As noted earlier, If you have a larger system, e.g. Exadata half rack with 7 storage cells, resize the grid disks for disk group DATA on all other storage cells.

Resize ASM disks

Log in as the Grid Infrastructure owner to database server 1, and log in to ASM instance 1 as sysasm.

$ sqlplus / as sysasm

Resize all disks in disk group DATA, with the following command:

SQL> ALTER DISKGROUP DATA RESIZE ALL;

Note that there was no need to specify the new disk size, as ASM will get that from the grid disks.

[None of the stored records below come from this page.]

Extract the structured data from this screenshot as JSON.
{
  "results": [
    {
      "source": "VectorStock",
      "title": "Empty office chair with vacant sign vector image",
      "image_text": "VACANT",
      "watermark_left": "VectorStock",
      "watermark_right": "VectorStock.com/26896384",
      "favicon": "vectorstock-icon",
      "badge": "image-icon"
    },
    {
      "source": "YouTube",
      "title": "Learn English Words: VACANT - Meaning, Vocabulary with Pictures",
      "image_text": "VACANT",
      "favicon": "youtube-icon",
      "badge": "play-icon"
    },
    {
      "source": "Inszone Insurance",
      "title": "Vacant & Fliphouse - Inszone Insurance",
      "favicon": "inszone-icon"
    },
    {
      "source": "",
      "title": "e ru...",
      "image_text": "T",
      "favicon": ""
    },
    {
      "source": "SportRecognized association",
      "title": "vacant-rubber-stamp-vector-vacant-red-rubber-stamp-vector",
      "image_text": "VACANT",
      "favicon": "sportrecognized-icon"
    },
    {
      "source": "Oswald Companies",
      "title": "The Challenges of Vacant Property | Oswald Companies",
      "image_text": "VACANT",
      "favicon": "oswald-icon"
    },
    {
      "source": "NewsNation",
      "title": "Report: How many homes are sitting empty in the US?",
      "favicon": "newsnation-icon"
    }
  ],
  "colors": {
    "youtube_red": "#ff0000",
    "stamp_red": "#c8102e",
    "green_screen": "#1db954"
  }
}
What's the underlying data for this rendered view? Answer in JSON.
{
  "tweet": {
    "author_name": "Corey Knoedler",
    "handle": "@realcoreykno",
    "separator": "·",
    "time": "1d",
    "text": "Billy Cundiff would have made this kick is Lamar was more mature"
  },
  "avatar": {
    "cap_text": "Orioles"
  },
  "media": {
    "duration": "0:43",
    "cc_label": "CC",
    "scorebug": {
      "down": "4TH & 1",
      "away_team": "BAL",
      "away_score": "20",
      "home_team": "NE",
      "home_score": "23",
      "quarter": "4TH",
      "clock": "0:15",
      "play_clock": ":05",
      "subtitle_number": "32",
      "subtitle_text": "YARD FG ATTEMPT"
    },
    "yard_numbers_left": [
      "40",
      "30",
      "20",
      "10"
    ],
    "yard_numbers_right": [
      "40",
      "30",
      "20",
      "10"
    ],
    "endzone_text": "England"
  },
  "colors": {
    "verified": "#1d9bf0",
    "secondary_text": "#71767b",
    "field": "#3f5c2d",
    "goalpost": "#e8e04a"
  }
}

If you would like to speed up the rebalance, add REBALANCE POWER 32 to the above command.

The command will trigger the rebalance operation for disk group DATA.

Monitor the rebalance with the following command:

SQL> select * from gv$asm_operation;

Once the command returns "no rows selected", the rebalance would have completed and all disks in disk group DATA should show new size.

Check that the ASM sees the new size, with the following command:

SQL> select name, total_mb from v$asm_disk_stat where name like 'DATA%';

The TOTAL_MB should show 100000M for all disks in disk group DATA.

Conclusion

If there is free space in Exadata cell disks, the disk group resize can be accomplished in two steps - grid disk resize on all storage cells followed by the disk resize in ASM. This requires a single ASM rebalance operation.

I have published this on MOS as Doc ID 1684112.1.